[[ MATERIAL SUPPLIED open ]]

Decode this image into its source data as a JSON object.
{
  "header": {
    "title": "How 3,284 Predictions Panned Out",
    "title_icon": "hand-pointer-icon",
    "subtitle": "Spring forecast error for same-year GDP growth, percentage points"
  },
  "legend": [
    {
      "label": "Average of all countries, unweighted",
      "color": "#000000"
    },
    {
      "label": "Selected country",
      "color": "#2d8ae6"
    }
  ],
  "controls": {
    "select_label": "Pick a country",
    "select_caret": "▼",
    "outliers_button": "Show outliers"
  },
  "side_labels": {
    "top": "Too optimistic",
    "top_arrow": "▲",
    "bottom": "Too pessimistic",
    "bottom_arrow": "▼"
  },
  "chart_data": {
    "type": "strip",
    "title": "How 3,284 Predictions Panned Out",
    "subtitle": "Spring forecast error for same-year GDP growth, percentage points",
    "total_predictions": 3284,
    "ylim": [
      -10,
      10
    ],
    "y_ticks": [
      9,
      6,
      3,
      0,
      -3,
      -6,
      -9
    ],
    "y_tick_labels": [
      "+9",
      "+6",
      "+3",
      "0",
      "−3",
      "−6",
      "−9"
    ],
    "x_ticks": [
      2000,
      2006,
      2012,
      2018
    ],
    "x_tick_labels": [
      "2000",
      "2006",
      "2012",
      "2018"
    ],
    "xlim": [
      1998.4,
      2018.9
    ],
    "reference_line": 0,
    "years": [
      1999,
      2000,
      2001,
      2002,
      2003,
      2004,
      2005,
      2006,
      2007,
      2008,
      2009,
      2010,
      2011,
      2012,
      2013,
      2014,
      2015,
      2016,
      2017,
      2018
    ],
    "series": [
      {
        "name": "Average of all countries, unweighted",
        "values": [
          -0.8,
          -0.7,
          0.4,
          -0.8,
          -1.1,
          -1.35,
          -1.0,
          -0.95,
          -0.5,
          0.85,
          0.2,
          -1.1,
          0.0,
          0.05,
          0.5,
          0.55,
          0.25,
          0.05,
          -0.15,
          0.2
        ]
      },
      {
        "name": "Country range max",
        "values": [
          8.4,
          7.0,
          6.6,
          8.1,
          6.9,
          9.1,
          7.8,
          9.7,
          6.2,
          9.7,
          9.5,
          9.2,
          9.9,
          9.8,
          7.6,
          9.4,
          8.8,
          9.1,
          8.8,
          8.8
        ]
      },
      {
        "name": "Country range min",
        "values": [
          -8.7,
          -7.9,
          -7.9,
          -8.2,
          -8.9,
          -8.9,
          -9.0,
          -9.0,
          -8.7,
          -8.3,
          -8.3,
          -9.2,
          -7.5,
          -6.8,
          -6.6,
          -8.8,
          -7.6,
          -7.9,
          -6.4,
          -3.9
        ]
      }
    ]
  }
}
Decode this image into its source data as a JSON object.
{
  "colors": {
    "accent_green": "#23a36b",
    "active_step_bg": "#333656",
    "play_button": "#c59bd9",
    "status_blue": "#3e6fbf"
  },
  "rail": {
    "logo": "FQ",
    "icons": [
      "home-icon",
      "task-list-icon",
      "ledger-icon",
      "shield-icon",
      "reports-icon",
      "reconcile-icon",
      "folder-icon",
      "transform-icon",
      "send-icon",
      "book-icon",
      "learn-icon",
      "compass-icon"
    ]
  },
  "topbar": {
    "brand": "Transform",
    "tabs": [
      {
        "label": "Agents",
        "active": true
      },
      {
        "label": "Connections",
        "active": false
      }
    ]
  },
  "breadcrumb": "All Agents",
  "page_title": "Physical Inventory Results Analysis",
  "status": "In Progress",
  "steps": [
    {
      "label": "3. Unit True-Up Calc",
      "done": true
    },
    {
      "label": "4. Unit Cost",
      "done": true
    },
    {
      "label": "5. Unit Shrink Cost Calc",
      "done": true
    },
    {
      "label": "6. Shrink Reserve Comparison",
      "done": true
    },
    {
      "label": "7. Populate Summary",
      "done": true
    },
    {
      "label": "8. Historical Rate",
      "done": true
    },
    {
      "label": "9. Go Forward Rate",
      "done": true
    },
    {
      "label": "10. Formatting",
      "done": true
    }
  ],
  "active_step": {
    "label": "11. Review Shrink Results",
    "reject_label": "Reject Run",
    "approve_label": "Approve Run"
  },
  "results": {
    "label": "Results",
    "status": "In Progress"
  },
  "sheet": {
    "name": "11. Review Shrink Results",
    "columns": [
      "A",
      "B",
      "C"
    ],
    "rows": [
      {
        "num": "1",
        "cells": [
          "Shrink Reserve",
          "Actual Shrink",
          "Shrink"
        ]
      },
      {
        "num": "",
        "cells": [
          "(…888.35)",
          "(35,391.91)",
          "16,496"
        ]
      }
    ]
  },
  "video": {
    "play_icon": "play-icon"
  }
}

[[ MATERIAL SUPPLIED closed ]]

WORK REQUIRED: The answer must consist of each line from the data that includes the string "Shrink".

WRITTEN SOLUTION:
      "label": "5. Unit Shrink Cost Calc",
      "label": "6. Shrink Reserve Comparison",
    "label": "11. Review Shrink Results",
    "name": "11. Review Shrink Results",
          "Shrink Reserve",
          "Actual Shrink",
          "Shrink"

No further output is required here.